Vacations are vital to my family simply because the memories associate with it. But in my kindergarten teacher's and my grandmother's case, there's a time and place to talk about what have I done on those trips. In fact, an activity on a particular subject in school is not the germane time to talk about a chance meeting with Roger Rabbit at Walt Disney World days after spring break. It was not until grades kindergarten and two when I learned this lesson.

I returned back from a seven-day cruise on the MS Tropicale (a former Carnival Cruise liner) in the fall of 1995. When I struck up a discussion on the cruise with Mrs. Vicki in my New Jersey elementary school, she declined to hear this. No, I was not conjuring up sightseeing Tulum ruins on the Mexican island of Cozumel, basking in the sun on one of the Cayman Islands, or even touring New Orleans, Louisiana. Instead, I was talking about my favorite part of the liner -- Tropicana Lounge. Mrs. Vicki's way of refusal to enter in my cruise vacation tête-à-tête was just as simple as those three words: [color=blue]"No Tropicana Lounge."[/color] The same holds true when I attempted to discuss about the Cinderella story or even 911 (as a result of a fake call to the police at home). Therefore, I did not speak about Tropicana Lounge until later conversations about childhood memories.

On the spring break of 1997, I went to Walt Disney World for the second time during its 25th anniversary celebrations since I last vacationed there in the Christmas of 1996. As I was playing in the front yard just before my school bus came days after my Central Florida sojourn, my kindergarten memories resurfaced when my grandmother said, "Forget about Ellen." Before you guys ask me, "Ellen Who?" I was trying to chat about the revamped Universe of Energy attraction in Epcot, which featured (and now does) Ellen DeGeneres (the person my grandmother wants me to keep mum about) and Bill Nye. I was incredulous that my grandmother did a Mrs. Vicki with the same old [color=blue]"No Tropicana Lounge."[/color] principle as if she is paraphrasing what she would have admonished me if she were my second grade teacher in lieu of Mrs. Doreen: "No Epcot." or even worse, "No Ellen."


My grandmother had treated this attraction as if Mrs. Vicki had treated Tropicana Lounge!
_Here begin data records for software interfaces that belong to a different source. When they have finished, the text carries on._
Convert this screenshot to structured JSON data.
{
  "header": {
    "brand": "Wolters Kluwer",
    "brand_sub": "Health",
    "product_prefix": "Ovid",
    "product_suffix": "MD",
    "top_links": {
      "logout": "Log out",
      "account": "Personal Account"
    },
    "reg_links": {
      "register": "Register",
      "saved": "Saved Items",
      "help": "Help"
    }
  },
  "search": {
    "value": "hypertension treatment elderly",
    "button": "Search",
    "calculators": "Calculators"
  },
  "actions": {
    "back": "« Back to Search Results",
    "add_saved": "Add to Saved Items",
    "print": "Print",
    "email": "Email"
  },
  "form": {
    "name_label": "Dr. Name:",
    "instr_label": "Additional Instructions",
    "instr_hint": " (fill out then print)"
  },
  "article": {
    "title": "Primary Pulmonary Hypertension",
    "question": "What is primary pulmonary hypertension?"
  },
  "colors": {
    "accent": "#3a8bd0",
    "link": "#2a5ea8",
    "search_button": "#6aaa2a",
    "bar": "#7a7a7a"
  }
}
Boo-hoo!


Why did my grandmother and my kindergarten teacher respond with "Forget about Ellen" whenever I itched to speak to them about vacation memories? Was I completely off topic during an activity or a particular situation at home or at school? If I have a fecund imagination, was I imagining being back in those recent halcyon days as well? When my memories of those dilemmas recoiled back in my senior year as of now, I agree with the above reasons. My daydreaming and deviating from the core of the ongoings started the [color=blue]"No Tropicana Lounge."[/color] affair.
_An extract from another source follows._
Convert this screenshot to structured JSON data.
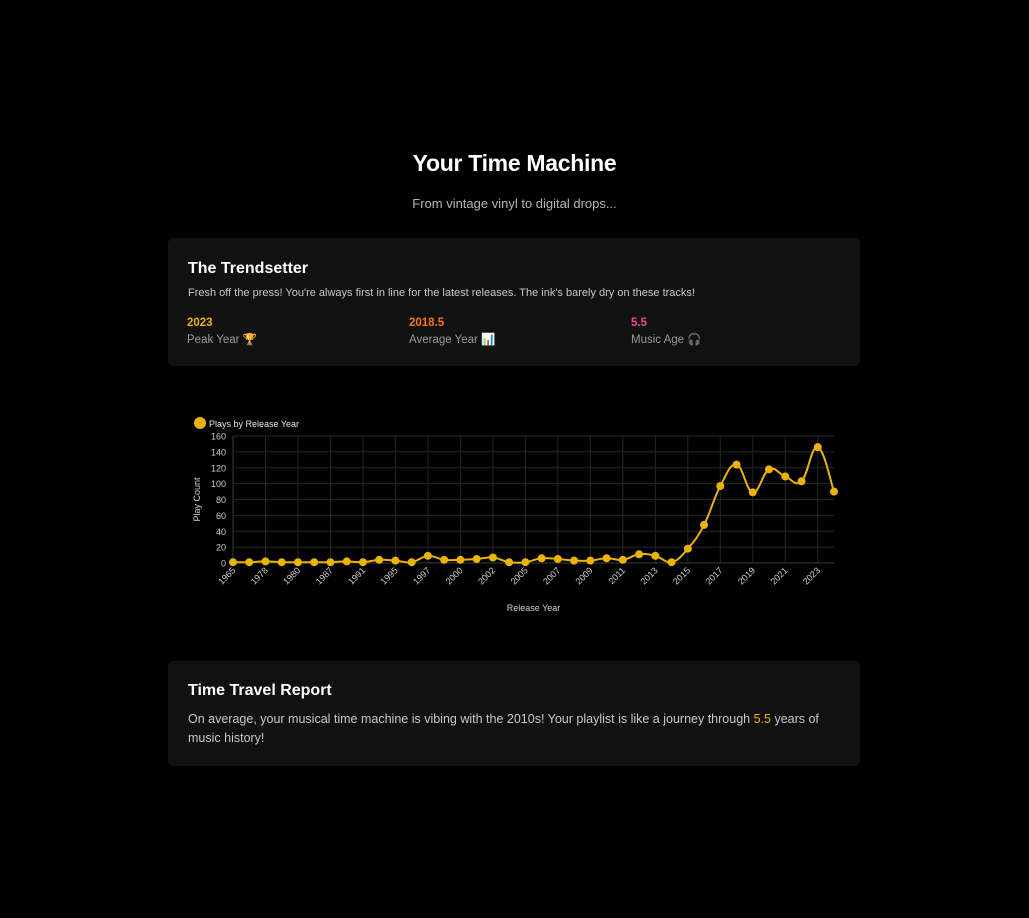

Mrs. Vicki was doing some activities with her kindergarten class when I started the [color=blue]"No Tropicana Lounge."[/color] affair. I inferred that she understood that my favorite place in any Carnival Cruise ship was the main show lounge (e.g., Universe Lounge on the MS Fantasy and, most recently, Paris Lounge on the MS Inspiration). She believes that the topic is too picayune for the ongoing activity in class. My imagination at that time became too rampant.

My bestial side of my imagination stampeded again when I told my grandmother about Ellen's Energy Adventure in Epcot. She, like Mrs. Vicki, declined to hear about this. It seemed as if she thought that a conversation about the dark ride is nonessential. At that time, I leaned that whenever I come home from a trip, I plunge back into the dour face of reality. Therefore, it appeared that my grandmother and Mrs. Vicki agreed that I'm reliving those remembered but illusory memories at the wrong time and place. Thanks to the lessons learned I didn't talk to Mrs. Linda about Disney Cruise line and my (now deceased) father's ride on Alpengeist in Busch Gardens Europe (in Williamsburg, Virginia) at the wrong time and place in third grade.

I did not solely learn the lesson about discussing family trips when the time and place are right during kindergarten and second grade. I also learned how to distinguish real life from the memories of recent events. I was struggling with the discrepancy between the two in elementary school, but nowadays I understand that I have to allot my discussions about recent vacations for later.